In a loss to powerful Broad Run, Fryer had her team’s lone hit against pitching sensation Caitlyn Delahaba, who a few weeks ago led the Spartans to their second consecutive unbeaten season and state AA crown.
Chuba said Fryer is a student of hitting, as well as a teacher.
"She studies hitting and loves to hit," he said. "She would watch her teammates and spot [problems] in their swing. If she goes into coaching, she’ll be fabulous."
Defensively, Fryer played infield and outfield for the Titans over her career. When the team’s starting shortstop, Stephanie Fedrigo, was ill earlier in the spring, Fryer stepped in and did a good job filling in at the position. Later, she played third base. Like any good ball player, Fryer wanted to do what was best for her team.
"If you needed me at shortstop, left field or second base — whatever was best for the team," she said. "It’s nice to be a versatile player."

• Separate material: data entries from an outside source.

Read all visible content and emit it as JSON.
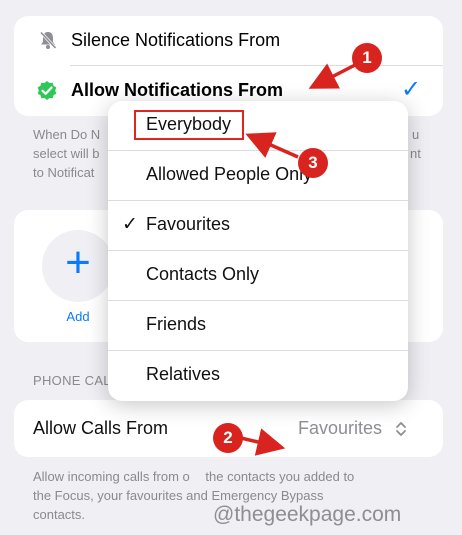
{
  "top_card": {
    "silence_label": "Silence Notifications From",
    "silence_icon": "bell-slash-icon",
    "allow_label": "Allow Notifications From",
    "allow_icon": "green-check-badge-icon",
    "checkmark": "✓"
  },
  "people_footer": {
    "line1": "When Do N",
    "line1_right": "u",
    "line2": "select will b",
    "line2_right": "nt",
    "line3": "to Notificat"
  },
  "add_card": {
    "plus": "+",
    "add_label": "Add"
  },
  "section_header": "PHONE CAL",
  "calls_card": {
    "label": "Allow Calls From",
    "value": "Favourites",
    "chevron": "⌃⌄"
  },
  "calls_footer": {
    "line1": "Allow incoming calls from o",
    "line1_rest": "the contacts you added to",
    "line2": "the Focus, your favourites and Emergency Bypass",
    "line3": "contacts."
  },
  "menu": {
    "items": [
      {
        "label": "Everybody",
        "checked": false
      },
      {
        "label": "Allowed People Only",
        "checked": false
      },
      {
        "label": "Favourites",
        "checked": true
      },
      {
        "label": "Contacts Only",
        "checked": false
      },
      {
        "label": "Friends",
        "checked": false
      },
      {
        "label": "Relatives",
        "checked": false
      }
    ],
    "check_glyph": "✓"
  },
  "annotations": {
    "badge1": "1",
    "badge2": "2",
    "badge3": "3",
    "color": "#d8231f"
  },
  "watermark": "@thegeekpage.com",
  "colors": {
    "accent_blue": "#0a7aff",
    "green": "#30c759",
    "background": "#efeff4"
  }
}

Said Chuba, "Dee Dee could play any position. She loves the outfield. She played where we needed her to play. She did it and worked at it. She’d always want me [or an assistant] to hit her groundballs. She had been an outfielder prior to [her senior] year."
<b>AS A YOUNGSTER</b> growing up in Newport, N.C., Fryer’s first love was baseball. And she played the mostly-boys’ sport within the local youth organization.
"I was such a tomboy and did that," she said with a giggle.
When her family eventually moved to the Sterling area of Northern Virginia, Fryer’s mom encouraged her to try out girls’ softball.
"I said, `What is softball? It’s a bigger ball, skinnier bat. What is this?’"
But she was a natural.
"My coaches were like, `You’re going to be a great hitter,’" recalled Fryer, who played center field as a youth. "Hitting wasn’t that hard for me to pick up on."
Over the next several years, Fryer went on to play travel softball with such teams as the 10-under Baseliners of Loudoun, the Shooting Stars (from age 11 to 14) and the Shamrocks (from age 16 to 18). With the U-16 Shamrocks, she played under coach Jim Brackin for two years before playing under legendary area coach Tommy Orndorf with the U-18 Shamrocks.
Currently, the U-18 Shamrocks’ summer team is looking to qualify for upcoming nationals.
Along with competing in both travel and high school softball, Fryer spent three years as a student athlete trainer for the Dominion High football team during the falls. She would like to one-day work as a college athletic trainer or perhaps go into coaching.
"I love sports medicine and being around sports, and I love football," she said.
Fryer, who recently graduated with her senior class at Dominion, has certainly brought a lot to the school and the Titans’ softball program.
"Dee Dee has brought to the team not only tremendous playing talent, but leadership," said Chuba. "Players look up to her as their leader. She leads by example. She gets right in their, practices and plays hard and expects that from her teammates. Dee Dee is so special."
Chuba said having Fryer, a team captain, on the team was like having another assistant coach.
"She understood the personnel," he said. "And that was just tremendous. She’s going to be sorely missed."
Fryer is looking forward to her upcoming college career, both in the classroom and on the ball diamond.
"I’ve learned a lot playing high school softball and I’ve gained a lot of friends," she said. "High school has taught me how to be a leader. I’m going to take a lot of things [I’ve learned] to college."